Exercise details
Every record below is to be copied exactly, with its images omitted.

Element data from apps and pages
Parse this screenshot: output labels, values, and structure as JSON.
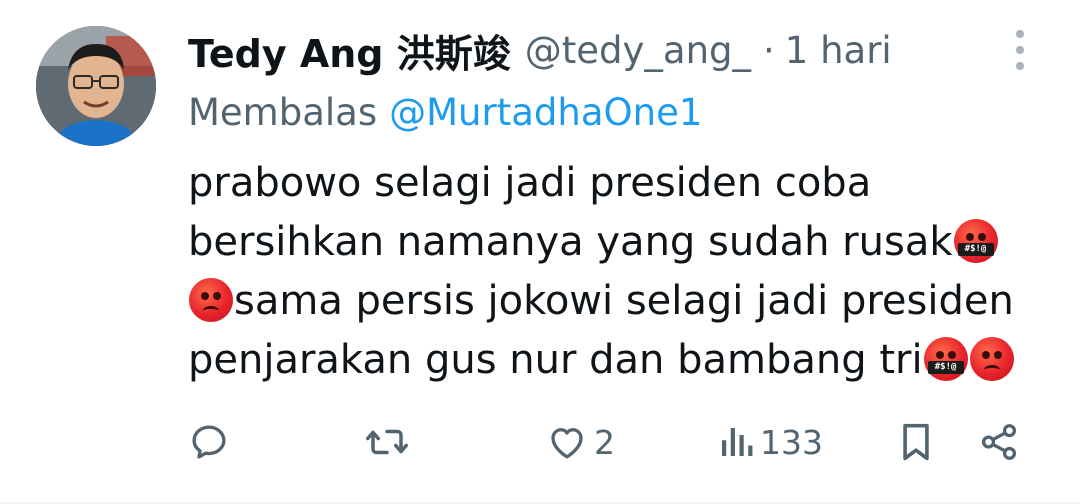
{
  "tweet": {
    "author_name": "Tedy Ang 洪斯竣",
    "author_handle": "@tedy_ang_",
    "separator": "·",
    "timestamp": "1 hari",
    "reply_prefix": "Membalas",
    "reply_to": "@MurtadhaOne1",
    "body_lines": {
      "l1": "prabowo selagi jadi presiden coba",
      "l2": "bersihkan namanya yang sudah rusak",
      "l3": "sama persis jokowi selagi jadi presiden",
      "l4": "penjarakan gus nur dan bambang tri"
    },
    "emoji": {
      "cursing_symbols": "#$!@",
      "angry": "angry-face-icon",
      "cursing": "cursing-face-icon"
    }
  },
  "actions": {
    "reply_icon": "reply-icon",
    "retweet_icon": "retweet-icon",
    "like_icon": "heart-icon",
    "like_count": "2",
    "views_icon": "views-bar-icon",
    "views_count": "133",
    "bookmark_icon": "bookmark-icon",
    "share_icon": "share-icon"
  },
  "colors": {
    "text_primary": "#0f1419",
    "text_secondary": "#536471",
    "link": "#1d9bf0",
    "emoji_red": "#e8232c"
  }
}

Result of this task
Parse this screenshot: output labels, values, and structure as JSON.
{
  "tweet": {
    "author_name": "Tedy Ang 洪斯竣",
    "author_handle": "@tedy_ang_",
    "separator": "·",
    "timestamp": "1 hari",
    "reply_prefix": "Membalas",
    "reply_to": "@MurtadhaOne1",
    "body_lines": {
      "l1": "prabowo selagi jadi presiden coba",
      "l2": "bersihkan namanya yang sudah rusak",
      "l3": "sama persis jokowi selagi jadi presiden",
      "l4": "penjarakan gus nur dan bambang tri"
    },
    "emoji": {
      "cursing_symbols": "#$!@",
      "angry": "angry-face-icon",
      "cursing": "cursing-face-icon"
    }
  },
  "actions": {
    "reply_icon": "reply-icon",
    "retweet_icon": "retweet-icon",
    "like_icon": "heart-icon",
    "like_count": "2",
    "views_icon": "views-bar-icon",
    "views_count": "133",
    "bookmark_icon": "bookmark-icon",
    "share_icon": "share-icon"
  },
  "colors": {
    "text_primary": "#0f1419",
    "text_secondary": "#536471",
    "link": "#1d9bf0",
    "emoji_red": "#e8232c"
  }
}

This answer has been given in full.